  11. Negligent Torts • Four Elements must be proved: 1 duty (what should have been done) 2 breach of duty 3 injury 4 causation “Someone must be willing to make a claim.”

  12. DutyDetermined by: • Expert testimony • Common Sense • Written Standards • Negligence per se • Respected minority rule • Locality rule • Legally imposed standards

  13. Breach of duty • Deviation from a standard of care • Something was done that should not have been done or • Something was not done that should have been done.

  14. Injury • Demonstration of physical, financial, or emotional injury.

  15. Causation • The breach of duty must be proved to have legally caused the injury. • New standard—loss of chance of recovery • Res Ipsa Loquitur elements of proof • The accident is of a kind that does not happen without negligence • The apparent cause is in the exclusive control of the defendants • The person suing could not have contributed to the difficulties • Evidence of the true cause is inaccessible to the person suing and • The fact of injury is evident

  16. Under the old common law rule, to use res ipsa loquitur in the context of negligence the plaintiff must prove that: • The harm would not ordinarily have occurred without • someone's negligence • The instrumentality of the harm was under the exclusive • control of the defendant at the time of the likely • negligent act • The plaintiff did not contribute to the harm by his own • negligence. Source:

  17. Origin of res ipsa loquitur • The principle of res ipsa loquitur was first put forward by Baron Pollock in Byrne v. Boadle, 159 Eng.Rep. 299, an 1863English case. • Byrne was struck by a barrel of flour falling from a second-storey window. The court's presumption was that a barrel of flour falling out of a second-storey window is itself sufficient evidence of negligence. Source:

  18. Examples of res ipsa loquitur • A scapel found in the abdomen of a patient following an appendectomy. • A towel with the hospital’s logo emblazoned on it found in the abdomen of a patient following surgery.

  19. Defenses • Res Judicata and collateral estoppel • Statute of limitations • Immunity • Sovereign immunity • Charitable immunity • Release • Exculpatory contract • Arbitration agreement • Contributory negligence • Comparative negligence • Damage caps

  20. Breach of implied warrantiesand Strict liability • Usually applies to goods and products. • Blood transfusion • Drugs • Radiation • Medical Devices

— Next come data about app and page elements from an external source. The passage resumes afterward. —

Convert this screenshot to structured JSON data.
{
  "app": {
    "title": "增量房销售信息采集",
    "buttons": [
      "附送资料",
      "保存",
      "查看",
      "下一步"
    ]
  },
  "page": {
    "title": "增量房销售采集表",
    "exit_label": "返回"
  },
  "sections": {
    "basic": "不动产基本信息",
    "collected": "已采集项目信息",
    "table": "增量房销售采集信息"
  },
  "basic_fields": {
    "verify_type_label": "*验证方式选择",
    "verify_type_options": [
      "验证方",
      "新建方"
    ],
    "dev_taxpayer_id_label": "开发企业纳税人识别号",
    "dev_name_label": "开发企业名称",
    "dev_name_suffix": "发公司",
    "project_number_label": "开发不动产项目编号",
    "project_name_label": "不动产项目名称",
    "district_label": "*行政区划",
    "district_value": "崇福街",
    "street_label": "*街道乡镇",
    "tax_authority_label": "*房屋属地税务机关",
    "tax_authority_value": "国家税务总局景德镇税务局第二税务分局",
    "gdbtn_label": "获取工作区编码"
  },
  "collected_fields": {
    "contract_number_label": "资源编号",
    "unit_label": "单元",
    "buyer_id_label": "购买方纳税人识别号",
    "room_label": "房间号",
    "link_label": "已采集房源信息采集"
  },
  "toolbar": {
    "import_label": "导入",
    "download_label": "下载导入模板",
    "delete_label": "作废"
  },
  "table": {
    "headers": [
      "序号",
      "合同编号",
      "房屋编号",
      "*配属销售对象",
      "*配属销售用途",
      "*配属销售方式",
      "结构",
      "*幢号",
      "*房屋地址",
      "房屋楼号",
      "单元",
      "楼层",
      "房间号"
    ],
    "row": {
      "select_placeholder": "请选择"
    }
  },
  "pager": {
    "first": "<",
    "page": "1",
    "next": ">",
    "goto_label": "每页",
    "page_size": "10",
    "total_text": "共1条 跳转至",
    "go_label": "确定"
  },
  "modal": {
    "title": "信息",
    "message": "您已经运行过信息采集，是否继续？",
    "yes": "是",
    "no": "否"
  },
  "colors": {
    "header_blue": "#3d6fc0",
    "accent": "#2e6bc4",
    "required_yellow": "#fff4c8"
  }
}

  21. Liabilitypersonal liability, liability for employees and agents, institutional liability • Respondeat superior “let the master answer” • Borrowed servant and Dual servant • Physician-employees and agents • Agency • Apparent or ostensible agency • Institutional liability • Off-premises liability

  22. Alexis de TocquevilleQuotes: • America is great because she is good. If America ceases to be good, America will cease to be great. • Liberty cannot be established without morality, nor morality without faith. • In politics shared hatreds are almost always the basis of friendships. • The American Republic will endure until the day Congress discovers that it can bribe the public with the public's money.

  23. Criminal Law Laws are made to restrain and punish the wicked; the wise and good do not need them as a guide, but only as a shield against rapine and oppression; they can live civilly and orderly, though there were no law in the world. John Milton 1608-1674

  24. Criminal Law • Misdemeanor • < 1 year in jail • Felony • > 1 year in state or federal peniteniary • Manslaughter • Murder • Fraud

  25. Criminal Prosecution Procedure • Arrest • Arraignment • Conference • Trial • Jury selection • Opening statements • Presentation of witnesses and other evidence • Summations • Instructions to the jury • Jury deliberations • Verdict • Must be unanimous • Standard of proof must be beyond a reasonable doubt • Opportunity to appeal